He adds “Clarification: I was referring to junior-eligible players who played in the NHL last season.”

JT Miller is the only Ranger who is signed to an entry-level deal and still has junior hockey eligibility.

Miller though can play in the AHL this season due to the fact that he wasn’t drafted out of the CHL.

Dylan McIlrath, Christian Thomas and Andrew Yogan all finished their junior hockey eligibility last season and are slated to play with the Whale this season.

Read: Teams Are Holding Spots In The AHL

In the Democrat and Chronicle, via KK, Kevin Oklobzija writes about the situation that some veteran AHL players are in as their spots are being held for NHL players in the event of a lockout.

He writes “In 2004-05, players on entry-level contracts were assigned by NHL teams to their respective AHL affiliates. The talent level in the AHL had never been higher, with budding stars like Eric Staal, Jason Spezza, Dan Hamhuis, Mike Cammellari, Dustin Brown, Patrick Sharp, Niklas Kronwall and Ryan Kesler coming back down to the AHL.”

He adds “The same is expected to happen again, with second- and third-year players who have “graduated” to the NHL likely to be reassigned to the AHL if the NHL season is delayed.”

Adam Rotter: Based on this it would be easy to assume that at least Chris Kreider, Ryan McDonagh and Derek Stepan will be with the Whale if there is a lockout. Carl Hagelin is a question mark because he can stay home in Sweden and play in the Swedish Elite League.

Read: Who Can Play In The AHL If There Is A Lockout

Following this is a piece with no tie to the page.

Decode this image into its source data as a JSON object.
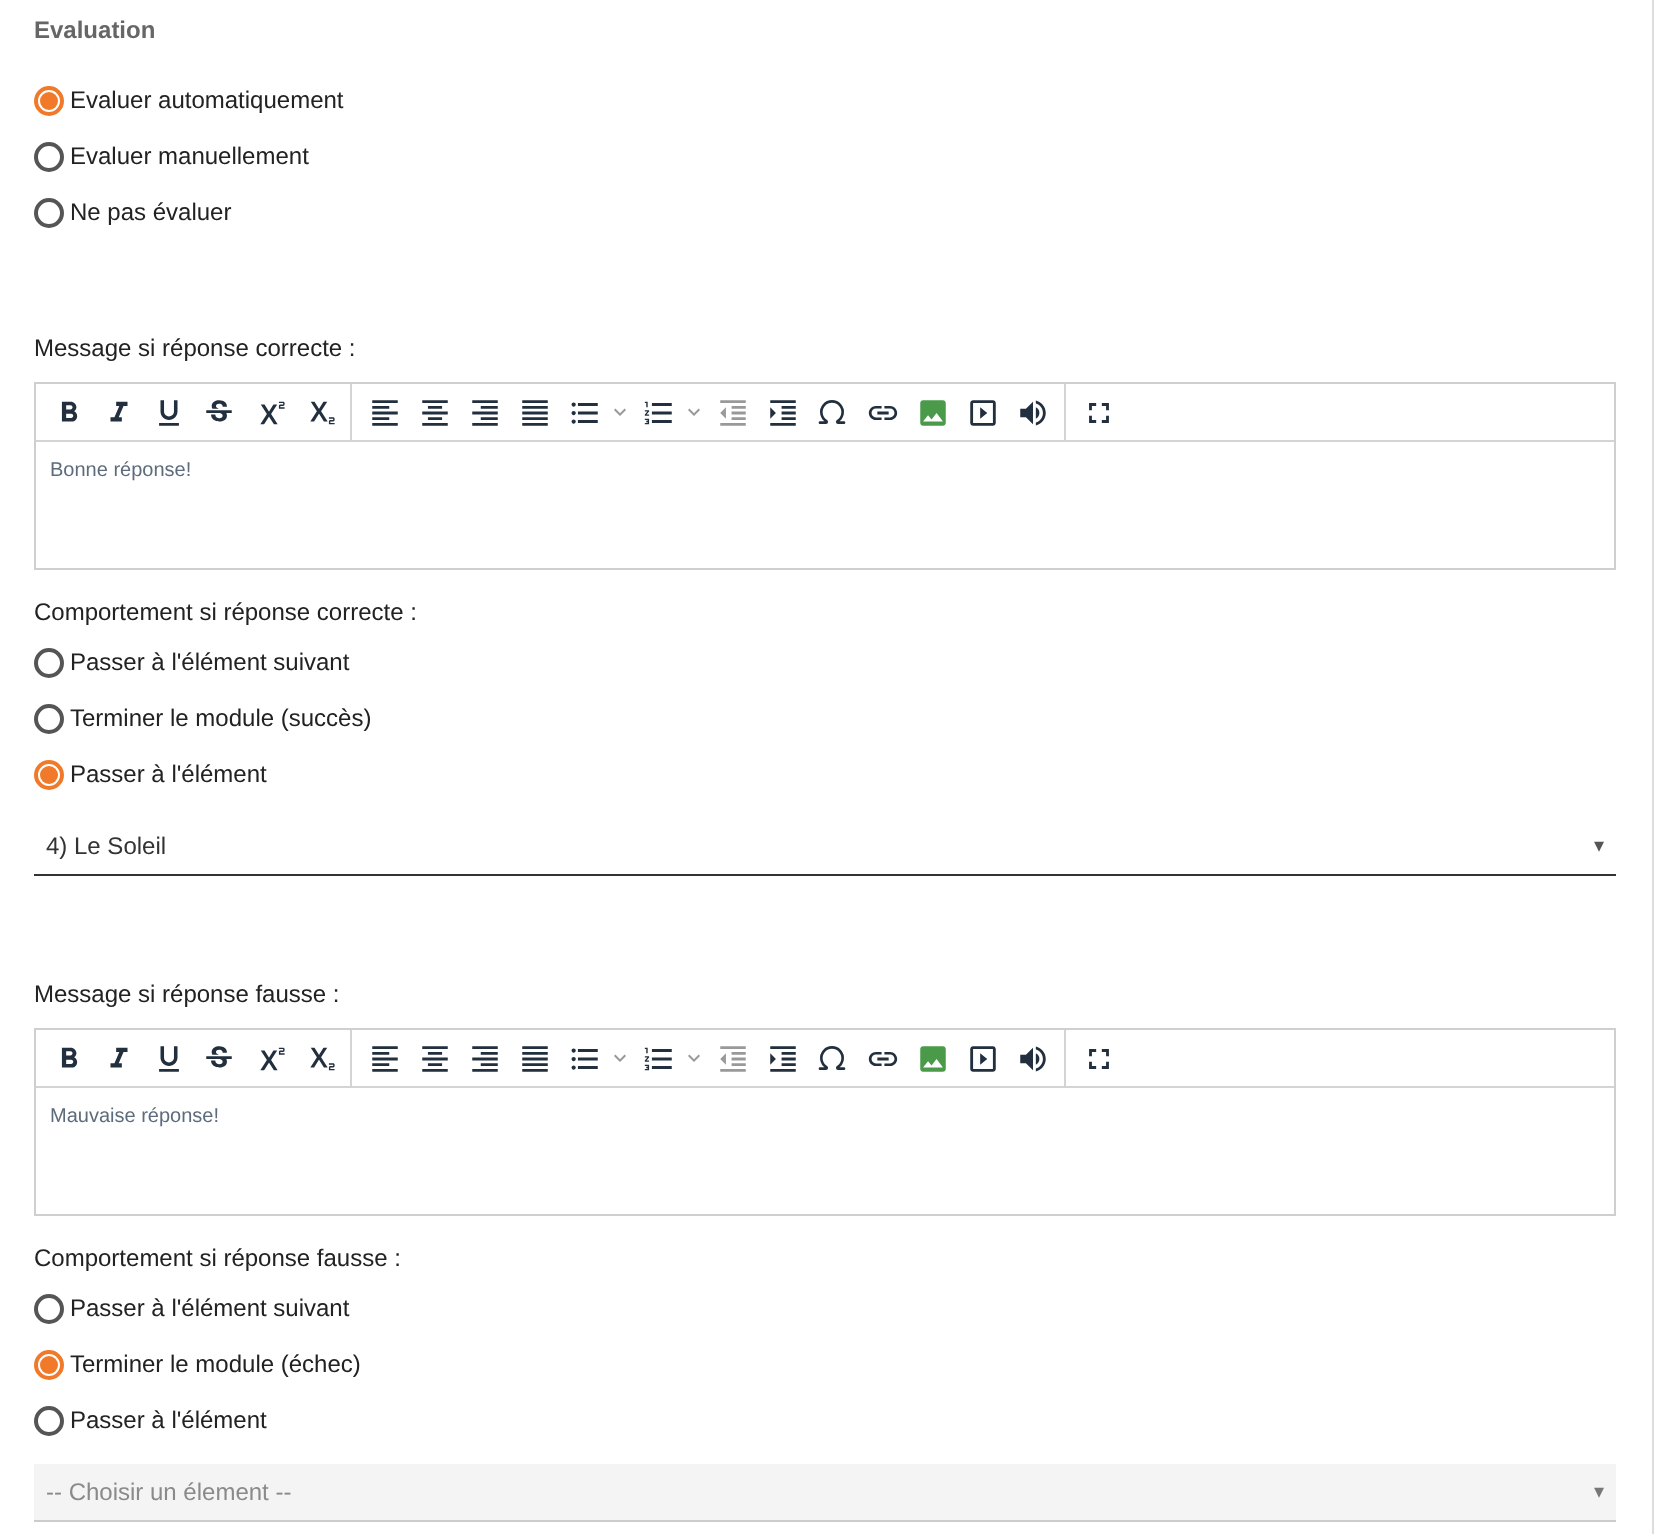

At The Hockey News, they answer a question from a reader about who can play where if there is a lockout to start the season.

They notes that there is no clear ruling between the NHL, NHLPA and AHL, but that players on two-way contracts can play in the AHL.

They add that the AHL have some roster requirements such as “Teams must dress 12 skaters with no more than 260 professional regular season games played and a 13th with no more than 320.”

Adam Rotter: I am overly obsessed with this issue because of the impact it can have on guys like Derek Stepan and Ryan McDonagh. Both are on two-way contracts and fall below the 260 game requirement, but neither are currently on the Whale roster and both would have to pass through waivers to go down there. Carl Hagelin and Chris Kreider are in the same boat except that they don’t need to pass through waivers. If they all go down there on September 16th are they allowed to join The Whale?

The idea would be to get as many of the Rangers young players to play in Hartford where they can be in the same kind of system and continue to grow together. Michael Del Zotto, though he won’t be on a two-way contract, falls under the 260 game limit so he could also be a potential player with the Whale.

If anyone has any insight into this please email me or leave it in the comments section.